IBM Q System One, a quantum computer with 20 superconducting qubits[1]

At small scales, physical matter exhibits properties of both particles and waves, and quantum computing leverages this behavior, specifically quantum superposition and entanglement, using specialized hardware that supports the preparation and manipulation of quantum states.

Classical physics cannot explain the operation of these quantum devices, and a scalable quantum computer could perform some calculations exponentially faster than any modern "classical" computer. In particular, a large-scale quantum computer could break widely used encryption schemes and aid physicists in performing physical simulations; however, the current state of the art is largely experimental and impractical, with several obstacles to useful applications. Moreover, scalable quantum computers do not hold promise for many practical tasks, and for many important tasks quantum speedups are proven impossible.

The basic unit of information in quantum computing is the qubit, similar to the bit in traditional digital electronics. Unlike a classical bit, a qubit can exist in a superposition of its two "basis" states, which loosely means that it is in both states simultaneously. When measuring a qubit, the result is a probabilistic output of a classical bit. If a quantum computer manipulates the qubit in a particular way, wave interference effects can amplify the desired measurement results. The design of quantum algorithms involves creating procedures that allow a quantum computer to perform calculations efficiently and quickly.

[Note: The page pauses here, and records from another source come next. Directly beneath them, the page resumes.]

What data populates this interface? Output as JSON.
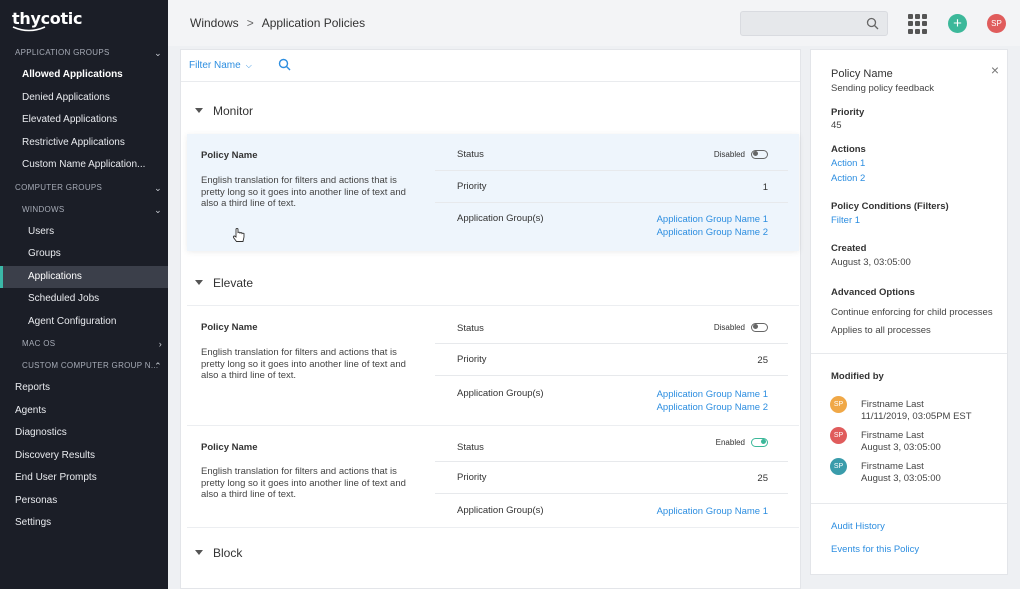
{
  "sidebar": {
    "logo": "thycotic",
    "groups": {
      "application_groups": "APPLICATION GROUPS",
      "computer_groups": "COMPUTER GROUPS",
      "windows": "WINDOWS",
      "mac_os": "MAC OS",
      "custom": "CUSTOM COMPUTER GROUP N..."
    },
    "app_items": [
      "Allowed Applications",
      "Denied Applications",
      "Elevated Applications",
      "Restrictive Applications",
      "Custom Name Application..."
    ],
    "windows_items": [
      "Users",
      "Groups",
      "Applications",
      "Scheduled Jobs",
      "Agent Configuration"
    ],
    "top_items": [
      "Reports",
      "Agents",
      "Diagnostics",
      "Discovery Results",
      "End User Prompts",
      "Personas",
      "Settings"
    ]
  },
  "header": {
    "crumb1": "Windows",
    "crumb_sep": ">",
    "crumb2": "Application Policies",
    "avatar_initials": "SP"
  },
  "filter": {
    "label": "Filter Name"
  },
  "sections": {
    "monitor": "Monitor",
    "elevate": "Elevate",
    "block": "Block"
  },
  "policies": [
    {
      "name_label": "Policy Name",
      "description": "English translation for filters and actions that is pretty long so it goes into another line of text and also a third line of text.",
      "status_label": "Status",
      "status": "Disabled",
      "priority_label": "Priority",
      "priority": "1",
      "groups_label": "Application Group(s)",
      "groups": [
        "Application Group Name 1",
        "Application Group Name 2"
      ]
    },
    {
      "name_label": "Policy Name",
      "description": "English translation for filters and actions that is pretty long so it goes into another line of text and also a third line of text.",
      "status_label": "Status",
      "status": "Disabled",
      "priority_label": "Priority",
      "priority": "25",
      "groups_label": "Application Group(s)",
      "groups": [
        "Application Group Name 1",
        "Application Group Name 2"
      ]
    },
    {
      "name_label": "Policy Name",
      "description": "English translation for filters and actions that is pretty long so it goes into another line of text and also a third line of text.",
      "status_label": "Status",
      "status": "Enabled",
      "priority_label": "Priority",
      "priority": "25",
      "groups_label": "Application Group(s)",
      "groups": [
        "Application Group Name 1"
      ]
    }
  ],
  "details": {
    "policy_name_label": "Policy Name",
    "policy_name": "Sending policy feedback",
    "priority_label": "Priority",
    "priority": "45",
    "actions_label": "Actions",
    "actions": [
      "Action 1",
      "Action 2"
    ],
    "conditions_label": "Policy Conditions (Filters)",
    "conditions": [
      "Filter 1"
    ],
    "created_label": "Created",
    "created": "August 3, 03:05:00",
    "advanced_label": "Advanced Options",
    "advanced": [
      "Continue enforcing for child processes",
      "Applies to all processes"
    ],
    "modified_label": "Modified by",
    "modified": [
      {
        "initials": "SP",
        "name": "Firstname Last",
        "date": "11/11/2019, 03:05PM EST",
        "color": "#f0a847"
      },
      {
        "initials": "SP",
        "name": "Firstname Last",
        "date": "August 3, 03:05:00",
        "color": "#e05c5c"
      },
      {
        "initials": "SP",
        "name": "Firstname Last",
        "date": "August 3, 03:05:00",
        "color": "#3a9cab"
      }
    ],
    "audit_history": "Audit History",
    "events": "Events for this Policy"
  },
  "colors": {
    "accent": "#2d8ee0",
    "active_bar": "#3bb8a8",
    "plus": "#3cb89a",
    "avatar": "#e05c5c"
  },
  "icons": [
    "search-icon",
    "apps-grid-icon",
    "plus-icon",
    "close-icon",
    "chevron-down-icon",
    "toggle-icon",
    "cursor-icon"
  ]
}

Physically engineering high-quality qubits has proven challenging. If a physical qubit is not sufficiently isolated from its environment, it suffers from quantum decoherence, introducing noise into calculations. Paradoxically, perfectly isolating qubits is also undesirable because quantum computations typically need to initialize qubits, perform controlled qubit interactions, and measure the resulting quantum states. Each of those operations introduces errors and suffers from noise, and such inaccuracies accumulate.

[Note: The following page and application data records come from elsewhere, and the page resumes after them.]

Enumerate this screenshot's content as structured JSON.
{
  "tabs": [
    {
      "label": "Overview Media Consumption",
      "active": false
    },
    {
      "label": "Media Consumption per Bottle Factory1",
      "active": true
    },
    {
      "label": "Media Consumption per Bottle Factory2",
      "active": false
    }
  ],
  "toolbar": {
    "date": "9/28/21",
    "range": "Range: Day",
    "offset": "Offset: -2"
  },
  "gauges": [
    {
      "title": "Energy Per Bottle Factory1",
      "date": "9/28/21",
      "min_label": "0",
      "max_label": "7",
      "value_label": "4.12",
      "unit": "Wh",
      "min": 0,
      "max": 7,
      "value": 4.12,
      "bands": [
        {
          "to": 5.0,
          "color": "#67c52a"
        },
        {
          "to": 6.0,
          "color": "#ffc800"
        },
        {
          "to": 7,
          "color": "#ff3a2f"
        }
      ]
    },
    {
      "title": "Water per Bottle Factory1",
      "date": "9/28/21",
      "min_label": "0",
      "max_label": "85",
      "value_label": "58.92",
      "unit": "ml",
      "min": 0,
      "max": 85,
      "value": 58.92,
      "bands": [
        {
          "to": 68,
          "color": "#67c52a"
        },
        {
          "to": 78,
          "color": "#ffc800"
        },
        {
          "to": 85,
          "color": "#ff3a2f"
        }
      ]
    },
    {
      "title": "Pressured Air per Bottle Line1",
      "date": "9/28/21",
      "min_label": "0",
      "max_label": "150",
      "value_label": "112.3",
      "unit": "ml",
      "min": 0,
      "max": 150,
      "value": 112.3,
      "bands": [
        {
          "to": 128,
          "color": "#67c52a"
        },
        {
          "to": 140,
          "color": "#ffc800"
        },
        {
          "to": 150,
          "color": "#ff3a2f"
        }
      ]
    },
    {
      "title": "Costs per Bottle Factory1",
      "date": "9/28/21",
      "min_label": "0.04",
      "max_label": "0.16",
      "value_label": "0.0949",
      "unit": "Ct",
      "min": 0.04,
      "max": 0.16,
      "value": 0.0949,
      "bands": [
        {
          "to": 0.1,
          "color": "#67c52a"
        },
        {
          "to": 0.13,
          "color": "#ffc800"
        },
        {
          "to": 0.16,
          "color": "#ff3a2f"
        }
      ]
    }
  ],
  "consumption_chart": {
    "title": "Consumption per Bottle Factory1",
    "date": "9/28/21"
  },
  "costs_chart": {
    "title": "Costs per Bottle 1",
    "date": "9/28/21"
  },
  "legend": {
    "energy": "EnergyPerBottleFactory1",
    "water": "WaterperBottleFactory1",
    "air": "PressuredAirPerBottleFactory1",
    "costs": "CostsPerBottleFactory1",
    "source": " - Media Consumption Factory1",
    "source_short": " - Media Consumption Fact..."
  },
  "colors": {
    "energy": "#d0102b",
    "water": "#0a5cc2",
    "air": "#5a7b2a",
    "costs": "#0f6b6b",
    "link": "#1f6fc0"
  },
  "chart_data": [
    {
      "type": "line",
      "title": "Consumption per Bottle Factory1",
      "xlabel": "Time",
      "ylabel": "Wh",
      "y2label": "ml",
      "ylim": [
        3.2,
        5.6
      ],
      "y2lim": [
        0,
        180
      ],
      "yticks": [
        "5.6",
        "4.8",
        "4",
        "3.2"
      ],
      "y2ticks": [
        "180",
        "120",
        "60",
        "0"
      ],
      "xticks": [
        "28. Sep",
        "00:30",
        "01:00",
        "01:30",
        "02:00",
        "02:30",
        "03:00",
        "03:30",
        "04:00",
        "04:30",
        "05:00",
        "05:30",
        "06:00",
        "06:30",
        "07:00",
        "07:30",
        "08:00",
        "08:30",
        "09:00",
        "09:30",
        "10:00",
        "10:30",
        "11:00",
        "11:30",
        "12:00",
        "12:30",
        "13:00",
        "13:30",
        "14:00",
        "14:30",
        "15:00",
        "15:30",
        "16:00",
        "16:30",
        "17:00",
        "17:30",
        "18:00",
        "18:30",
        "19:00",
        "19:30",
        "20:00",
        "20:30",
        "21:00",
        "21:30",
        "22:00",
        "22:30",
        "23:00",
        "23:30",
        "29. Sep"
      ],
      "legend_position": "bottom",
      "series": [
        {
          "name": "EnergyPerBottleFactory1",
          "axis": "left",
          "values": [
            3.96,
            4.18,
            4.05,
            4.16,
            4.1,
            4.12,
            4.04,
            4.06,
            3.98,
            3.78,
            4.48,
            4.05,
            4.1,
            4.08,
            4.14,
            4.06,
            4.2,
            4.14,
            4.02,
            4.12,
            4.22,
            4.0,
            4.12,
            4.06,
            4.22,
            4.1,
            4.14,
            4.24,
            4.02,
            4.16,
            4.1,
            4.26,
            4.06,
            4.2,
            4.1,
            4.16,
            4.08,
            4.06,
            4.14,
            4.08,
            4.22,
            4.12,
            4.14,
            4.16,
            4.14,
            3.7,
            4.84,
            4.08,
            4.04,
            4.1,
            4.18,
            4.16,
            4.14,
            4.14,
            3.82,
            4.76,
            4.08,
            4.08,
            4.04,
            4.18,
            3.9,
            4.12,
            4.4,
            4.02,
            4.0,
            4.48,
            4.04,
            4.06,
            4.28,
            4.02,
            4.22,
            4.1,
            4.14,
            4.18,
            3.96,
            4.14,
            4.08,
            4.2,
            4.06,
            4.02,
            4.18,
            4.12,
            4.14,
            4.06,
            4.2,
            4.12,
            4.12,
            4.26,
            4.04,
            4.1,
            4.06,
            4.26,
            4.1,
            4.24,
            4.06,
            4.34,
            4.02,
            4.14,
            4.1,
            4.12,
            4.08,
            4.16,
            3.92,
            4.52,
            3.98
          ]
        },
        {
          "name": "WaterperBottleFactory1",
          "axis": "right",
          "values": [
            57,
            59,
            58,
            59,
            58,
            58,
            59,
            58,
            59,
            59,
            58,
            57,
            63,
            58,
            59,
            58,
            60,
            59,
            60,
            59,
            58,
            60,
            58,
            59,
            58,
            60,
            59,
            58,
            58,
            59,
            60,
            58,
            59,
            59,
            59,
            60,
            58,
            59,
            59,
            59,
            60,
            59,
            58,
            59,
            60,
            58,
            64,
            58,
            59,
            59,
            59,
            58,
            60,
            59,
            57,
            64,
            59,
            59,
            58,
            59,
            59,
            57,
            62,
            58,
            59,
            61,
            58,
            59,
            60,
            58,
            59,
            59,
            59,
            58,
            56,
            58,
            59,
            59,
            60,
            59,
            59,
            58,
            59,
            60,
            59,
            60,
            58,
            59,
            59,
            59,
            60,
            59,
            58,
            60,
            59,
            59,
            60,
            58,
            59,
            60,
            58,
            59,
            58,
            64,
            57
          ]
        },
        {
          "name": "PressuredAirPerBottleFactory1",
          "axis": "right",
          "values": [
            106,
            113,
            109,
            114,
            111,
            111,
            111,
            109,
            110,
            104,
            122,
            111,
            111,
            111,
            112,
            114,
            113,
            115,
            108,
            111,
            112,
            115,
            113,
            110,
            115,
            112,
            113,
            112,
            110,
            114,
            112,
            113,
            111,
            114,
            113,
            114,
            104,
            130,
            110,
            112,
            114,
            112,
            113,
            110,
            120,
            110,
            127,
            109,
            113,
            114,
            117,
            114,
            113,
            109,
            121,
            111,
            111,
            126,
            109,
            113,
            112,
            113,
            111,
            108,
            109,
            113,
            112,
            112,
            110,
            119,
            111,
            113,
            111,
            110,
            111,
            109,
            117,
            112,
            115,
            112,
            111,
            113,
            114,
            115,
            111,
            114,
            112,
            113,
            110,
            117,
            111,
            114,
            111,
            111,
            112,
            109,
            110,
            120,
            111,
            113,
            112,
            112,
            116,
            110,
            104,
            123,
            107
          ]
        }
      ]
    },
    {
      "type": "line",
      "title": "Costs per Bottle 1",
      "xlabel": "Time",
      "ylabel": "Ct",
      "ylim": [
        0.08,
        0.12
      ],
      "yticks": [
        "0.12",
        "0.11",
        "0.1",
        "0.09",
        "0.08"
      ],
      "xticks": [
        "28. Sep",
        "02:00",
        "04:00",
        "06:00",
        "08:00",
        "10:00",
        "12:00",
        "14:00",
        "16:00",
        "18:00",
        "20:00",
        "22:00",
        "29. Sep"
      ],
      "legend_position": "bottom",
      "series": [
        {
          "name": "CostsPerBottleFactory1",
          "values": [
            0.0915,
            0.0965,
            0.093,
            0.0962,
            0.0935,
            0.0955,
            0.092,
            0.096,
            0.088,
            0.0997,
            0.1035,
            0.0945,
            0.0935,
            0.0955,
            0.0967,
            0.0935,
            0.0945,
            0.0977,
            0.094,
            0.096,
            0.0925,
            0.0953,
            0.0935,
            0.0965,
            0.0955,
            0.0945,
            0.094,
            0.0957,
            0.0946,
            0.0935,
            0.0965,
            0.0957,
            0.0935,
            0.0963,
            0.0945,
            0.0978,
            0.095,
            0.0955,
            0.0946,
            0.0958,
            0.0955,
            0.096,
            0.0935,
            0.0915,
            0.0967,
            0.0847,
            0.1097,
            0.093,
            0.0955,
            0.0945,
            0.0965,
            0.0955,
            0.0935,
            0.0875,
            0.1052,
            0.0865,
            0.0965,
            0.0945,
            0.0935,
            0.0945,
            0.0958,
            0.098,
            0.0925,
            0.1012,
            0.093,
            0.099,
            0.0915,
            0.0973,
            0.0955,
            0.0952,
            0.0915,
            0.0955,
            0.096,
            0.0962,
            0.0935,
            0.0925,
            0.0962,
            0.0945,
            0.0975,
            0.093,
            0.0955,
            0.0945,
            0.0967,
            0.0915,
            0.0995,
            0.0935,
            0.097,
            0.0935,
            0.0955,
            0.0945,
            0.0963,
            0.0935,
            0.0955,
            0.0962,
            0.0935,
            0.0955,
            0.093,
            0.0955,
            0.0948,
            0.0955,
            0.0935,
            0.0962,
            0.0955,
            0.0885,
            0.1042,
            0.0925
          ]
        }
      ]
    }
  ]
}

National governments have invested heavily in experimental research that aims to develop scalable qubits with longer coherence times and lower error rates. Two of the most promising technologies are superconductors (which isolate an electrical current by eliminating electrical resistance) and ion traps (which confine a single ion using electromagnetic fields).

In principle, a non-quantum (classical) computer can solve the same computational problems as a quantum computer, given enough time. Quantum advantage comes in the form of time complexity rather than computability, and quantum complexity theory shows that some quantum algorithms for carefully selected tasks require exponentially fewer computational steps than the best known non-quantum algorithms. Such tasks can in theory be solved on a large-scale quantum computer whereas classical computers would not finish computations in any reasonable amount of time. However, quantum speedup is not universal or even typical across computational tasks, since basic tasks such as sorting are proven to not allow any asymptotic quantum speedup. Claims of quantum supremacy have drawn significant attention to the discipline, but are demonstrated on contrived tasks, while near-term practical use cases remain limited.

Optimism about quantum computing is fueled by a broad range of new theoretical hardware possibilities facilitated by quantum physics, but the improving understanding of quantum computing limitations counterbalances this optimism. In particular, quantum speedups have been traditionally estimated for noiseless quantum computers, whereas the impact of noise and the use of quantum error-correction can undermine low-polynomial speedups.